Spin-offs and ancillary products[edit]

With their rising popularity, the toy branched out to include a line of die-cast cars, among other things. In 2004, the creators of Homies introduced "Los Mijos," intended for a younger audience. They are solely Hispanic and are portrayed as kids, babies, and teens.

Other spin-off toys include The Palermos, a line loosely based on old Italian mafia legends; and a Trailer Park series.

In 2007, LATV produced a stop-motion animated show about the figures called The Homies Hip Hop Show. Featuring the voices of Karen Anzoategui, Eduardo Arenas, and Wendy Carrillo, the show went straight to DVD.

In 2008, Nintendo released the Homie Rollerz video game.[1]

Cultural impact[edit]

Homies depict characters from the barrio, wearing bandanas and baggy pants.[1] Gangsters are usually depicted by wearing these types of clothes and police thought of the Homies promoting gang life. [2] These 2 inch figures are believed to show a negative image because they perpetuate gross stereotypes.[2] Homies are so close in detail to what a gang member looks like that a district deputy attorney mentioned they were going to use Homies as an example of what not to wear. People who were dressed as such Homies were going to be considered as violating probation.[5] Law Enforcement even pressured retailers at supermarkets to stop selling Homies at the stores because it was considered negative publicity.[5] Gonzales was interviewed a number of times and with each interview he explained that he “did not create Homies to glamorize gang life”. [5]
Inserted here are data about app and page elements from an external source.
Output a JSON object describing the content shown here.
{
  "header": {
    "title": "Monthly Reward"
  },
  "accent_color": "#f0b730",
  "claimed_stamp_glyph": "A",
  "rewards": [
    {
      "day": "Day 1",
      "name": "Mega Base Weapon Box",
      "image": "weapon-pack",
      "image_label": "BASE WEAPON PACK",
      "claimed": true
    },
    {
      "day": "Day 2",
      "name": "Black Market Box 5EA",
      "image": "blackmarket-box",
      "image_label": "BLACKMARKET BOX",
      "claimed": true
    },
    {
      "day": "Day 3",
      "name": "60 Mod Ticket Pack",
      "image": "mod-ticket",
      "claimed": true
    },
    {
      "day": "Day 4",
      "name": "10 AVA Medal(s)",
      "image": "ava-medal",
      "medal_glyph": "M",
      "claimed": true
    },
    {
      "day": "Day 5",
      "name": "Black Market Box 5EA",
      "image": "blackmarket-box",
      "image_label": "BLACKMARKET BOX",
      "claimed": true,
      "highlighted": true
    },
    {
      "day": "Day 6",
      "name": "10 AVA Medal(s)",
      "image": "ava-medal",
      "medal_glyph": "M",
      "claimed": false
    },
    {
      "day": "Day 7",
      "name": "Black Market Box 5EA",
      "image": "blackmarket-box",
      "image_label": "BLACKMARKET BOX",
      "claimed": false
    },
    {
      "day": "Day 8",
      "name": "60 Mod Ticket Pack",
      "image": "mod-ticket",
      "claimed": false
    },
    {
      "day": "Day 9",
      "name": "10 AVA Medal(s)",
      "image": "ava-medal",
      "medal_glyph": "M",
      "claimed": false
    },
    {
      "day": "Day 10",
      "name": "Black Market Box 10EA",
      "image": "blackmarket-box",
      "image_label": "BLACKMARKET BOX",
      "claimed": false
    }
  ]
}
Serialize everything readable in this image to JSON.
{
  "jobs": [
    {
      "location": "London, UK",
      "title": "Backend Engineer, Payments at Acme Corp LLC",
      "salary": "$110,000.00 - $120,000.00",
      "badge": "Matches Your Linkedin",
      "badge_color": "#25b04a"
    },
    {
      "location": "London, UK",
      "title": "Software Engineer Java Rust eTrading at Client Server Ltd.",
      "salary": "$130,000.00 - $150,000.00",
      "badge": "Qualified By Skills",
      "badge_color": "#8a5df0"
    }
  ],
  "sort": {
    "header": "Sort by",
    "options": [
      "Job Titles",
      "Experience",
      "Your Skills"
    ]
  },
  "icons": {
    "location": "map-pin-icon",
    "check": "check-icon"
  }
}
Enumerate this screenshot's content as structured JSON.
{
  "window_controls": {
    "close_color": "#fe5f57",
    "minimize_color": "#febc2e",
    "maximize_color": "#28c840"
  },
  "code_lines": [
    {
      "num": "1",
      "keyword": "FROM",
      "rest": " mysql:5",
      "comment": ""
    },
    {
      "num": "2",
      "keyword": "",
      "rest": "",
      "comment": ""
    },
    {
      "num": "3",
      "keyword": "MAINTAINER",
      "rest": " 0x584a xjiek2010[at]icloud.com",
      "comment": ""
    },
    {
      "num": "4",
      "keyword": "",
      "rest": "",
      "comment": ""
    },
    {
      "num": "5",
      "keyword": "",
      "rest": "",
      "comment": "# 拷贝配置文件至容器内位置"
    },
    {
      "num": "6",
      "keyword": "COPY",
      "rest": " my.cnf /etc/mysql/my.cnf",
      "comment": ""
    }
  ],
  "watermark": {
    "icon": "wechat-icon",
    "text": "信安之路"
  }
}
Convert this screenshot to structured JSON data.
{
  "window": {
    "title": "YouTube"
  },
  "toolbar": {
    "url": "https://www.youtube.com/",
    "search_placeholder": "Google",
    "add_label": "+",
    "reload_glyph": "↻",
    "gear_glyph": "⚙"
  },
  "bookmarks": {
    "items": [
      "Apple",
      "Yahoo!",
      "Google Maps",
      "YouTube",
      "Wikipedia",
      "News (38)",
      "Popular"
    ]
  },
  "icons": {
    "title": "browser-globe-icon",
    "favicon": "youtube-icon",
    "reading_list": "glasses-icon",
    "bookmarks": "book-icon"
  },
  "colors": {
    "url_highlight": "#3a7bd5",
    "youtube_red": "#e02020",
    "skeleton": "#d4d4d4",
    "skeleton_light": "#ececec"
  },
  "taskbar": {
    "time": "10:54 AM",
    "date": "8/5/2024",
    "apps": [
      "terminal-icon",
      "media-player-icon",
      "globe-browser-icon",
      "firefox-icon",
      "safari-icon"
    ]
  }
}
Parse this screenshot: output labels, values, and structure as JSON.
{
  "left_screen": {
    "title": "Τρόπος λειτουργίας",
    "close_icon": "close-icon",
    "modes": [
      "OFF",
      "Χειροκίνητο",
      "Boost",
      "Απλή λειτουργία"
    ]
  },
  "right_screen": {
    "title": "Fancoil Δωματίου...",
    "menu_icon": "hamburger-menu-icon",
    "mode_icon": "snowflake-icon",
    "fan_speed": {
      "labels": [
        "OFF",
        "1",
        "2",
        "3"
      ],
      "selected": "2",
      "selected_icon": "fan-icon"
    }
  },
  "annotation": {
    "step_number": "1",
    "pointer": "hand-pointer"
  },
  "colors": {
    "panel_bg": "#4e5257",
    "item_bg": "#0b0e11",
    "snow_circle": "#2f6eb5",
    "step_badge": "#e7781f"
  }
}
Homies are also known to help the community. They have been known to help Latinos with their identies due to the different roles each Homie was given by Gonzales. [3] The personalities of the Homies may reflect a person which allows that person to identify themselves to that Homie. [3] This helps Latinos identify themselves in the communities who may be shy or confused about who they are. Another positive way the Homies have influenced society is through Gonzales’s brother, Robert. Robert ended up on the streets and getting into trouble, which led him to jail. He later wanted to turn his life around and asked his family to forgive him. [1] In 1996, Robert became an online priest helping those looking for a way out of the bad life by using Homies. David Gonzales created Homies that weren’t gang related and started a new era of Homies. Robert suggested a homeboy in a wheelchair that is named Willy G, since Willy G was created the Special Olympics wanted to get involved and promote Willy G for the better. [1] Soon after the Padrecito (priest) was created, and resembles Robert, he was used to connect and help those looking for a route out of the ghetto. [1] Homies are now used to help people in the community through “El Padrecito’s Online Church.” This soon created religious figurines such as saints. [1] Homies have made it easier for society to connect to them and reach for help to getting a better life. [1]

In popular culture[edit]

Homies characters have been featured on school folders, lunchboxes, breath mints, and beach towels.[1] Homies have also been seen in on posters, stickers, and clothing, and in YouTube videos.[3]

The Pasadena Museum of California Art produced an exhibition of the Homies characters in the mid-2000s.[1]


  1. ^ a b c d e f g h i j k l m n Becerra, Hector (18 Dec 2007). "'Homies’ are Where His Art Is". LA Times. Retrieved 28 March 2012. 
  2. ^ a b c d e Sanchez, George (March 1, 2002). "Toys in the Hood: Tiny Plastic Homies Make Some People Smile and Other Cringe". Mother Jones. 
  3. ^ a b c d e f g Wortham, Stanton (1 January 2011). "Homies in the New Latino Diaspora". ScholarlyCommon: 1–28. doi:10.1016/j.langcom.2011.02.007. 
  4. ^ a b c d e f g h i j k Bir, Sara. "Where the Heart Is: With Homies, gangsta is in the eye of the beholder," Metroactive (Apr. 10, 2003).
  5. ^ a b c d e f g Alonso, Alex. "Homies Figures – The Original Homies," Streetgangs.com (May 12, 2000).
  6. ^ a b c d Napolitano, Jo. "Two-Inch Latino Role Models, for Good or Ill," New York Times (May 1, 2003).
  7. ^ Fischer, Zane. "Homie Sweet Homie: Sexy urban icons have New Mexico roots," Santa Fe Reporter (February 4, 2009).

External links[edit]